Mohawk Connects
Materials speak, materials communicate – are your materials on-message? The paper and process(es) you choose says a lot.

There is no one way to make—no one style, point of view, tool, reason, pallete or philosophy. That’s because…there is no one maker. These different points of view exist all at once, all part of the graphic conversation we have through our work.

This is the beauty of making. We share our point of view, you share yours. We contrast, we riff, we come together. Our work speaks for us.

So, how do you choose the right paper and print process to use to communicate your work? This isn’t easy to answer, but here’s a list of things to consider.


Materials are deft communicators, providing information that our brain (often unconsciously) translate into thoughts and emotions. It could be said that materials are the body language of printed communications. You know more about this than you may think.

With your eyes closed, try touching different printed pieces around you. Do they feel familiar? Can you guess what’s printed on the paper by how it feels? Which paper feels best?

We seldom think about touch by itself, but all materials give off different feelings. When choosing paper, always ask, how does the paper make you feel?

Embodied Cognition:

Before you read a word, touch communicates, evokes emotions and even sometimes challenges expectations. This documented effect is called embodied cognition, and it’s something we all experience.

It’s simple: Our brain translate the feeling of touch into distinct emotions and impressions. This revelation that paper contains a message makes your paper choice increasingly important.

Consider these ideas around embodied cognition when choosing paper:

- When something has physical warmth, we translate it to emotional warmth.
- When something has physical weight, we translate that into importance and stability.
- When something had surface texture, we translate that to substance and authenticity.


Materials are a pillar of communication just like copy, design and print and are able to elevate or denigrate a brand. If well considered, materials can make good communications great. If ignored, they might communicate the wrong thing entirely.

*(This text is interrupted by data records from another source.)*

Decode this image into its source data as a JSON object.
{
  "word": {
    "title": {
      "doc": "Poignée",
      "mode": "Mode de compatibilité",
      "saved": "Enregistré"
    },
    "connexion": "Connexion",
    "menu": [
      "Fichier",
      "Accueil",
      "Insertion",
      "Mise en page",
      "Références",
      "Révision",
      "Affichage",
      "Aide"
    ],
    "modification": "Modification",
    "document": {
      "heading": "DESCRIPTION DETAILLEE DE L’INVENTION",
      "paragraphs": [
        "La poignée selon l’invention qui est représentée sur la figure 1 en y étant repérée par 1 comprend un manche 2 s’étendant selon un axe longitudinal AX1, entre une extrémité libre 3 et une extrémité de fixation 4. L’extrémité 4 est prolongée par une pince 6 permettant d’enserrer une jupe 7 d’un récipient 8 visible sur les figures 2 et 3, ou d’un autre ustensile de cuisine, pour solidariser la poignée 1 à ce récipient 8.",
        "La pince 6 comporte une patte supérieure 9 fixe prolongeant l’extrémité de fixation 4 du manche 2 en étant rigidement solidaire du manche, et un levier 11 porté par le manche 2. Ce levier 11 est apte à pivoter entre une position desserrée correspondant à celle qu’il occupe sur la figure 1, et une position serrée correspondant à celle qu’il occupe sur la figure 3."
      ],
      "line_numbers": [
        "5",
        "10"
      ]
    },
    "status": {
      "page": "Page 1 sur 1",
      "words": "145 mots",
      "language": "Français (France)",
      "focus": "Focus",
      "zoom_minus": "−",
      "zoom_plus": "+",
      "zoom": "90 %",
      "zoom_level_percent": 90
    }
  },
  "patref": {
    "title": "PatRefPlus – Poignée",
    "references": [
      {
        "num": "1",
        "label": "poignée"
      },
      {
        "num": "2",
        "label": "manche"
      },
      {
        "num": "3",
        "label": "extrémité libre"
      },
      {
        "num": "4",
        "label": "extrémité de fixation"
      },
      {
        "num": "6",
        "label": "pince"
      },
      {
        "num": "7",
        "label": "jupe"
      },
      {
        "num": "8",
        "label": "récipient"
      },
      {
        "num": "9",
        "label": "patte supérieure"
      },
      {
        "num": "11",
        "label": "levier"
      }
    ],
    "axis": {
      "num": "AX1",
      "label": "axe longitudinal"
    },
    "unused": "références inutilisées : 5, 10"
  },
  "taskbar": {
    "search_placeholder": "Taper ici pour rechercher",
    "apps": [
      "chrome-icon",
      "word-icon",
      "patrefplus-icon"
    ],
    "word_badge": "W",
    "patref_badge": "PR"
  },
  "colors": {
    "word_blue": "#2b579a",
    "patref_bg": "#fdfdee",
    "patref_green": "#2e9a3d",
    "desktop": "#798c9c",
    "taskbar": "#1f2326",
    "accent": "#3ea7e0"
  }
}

Learning to harness the diversity uncoated paper offers is an essential skill for great communications to say the right thing. Ask yourself, what message are you trying to capture with your printed piece? Some thought starters could be:

- Rugged
- Refined
- Rustic
- Sleek
- Eco-Friendly
- Elegant
- Loud
- Quiet
- Luxurious
- Reliable
- Bold

In summary, when it comes to material communication, uncoated paper gives you the most options to control your message. The variety of textures and colors available when you specify uncoated paper provide the most control over your brand and message.

Retrieved from Mohawk Connects.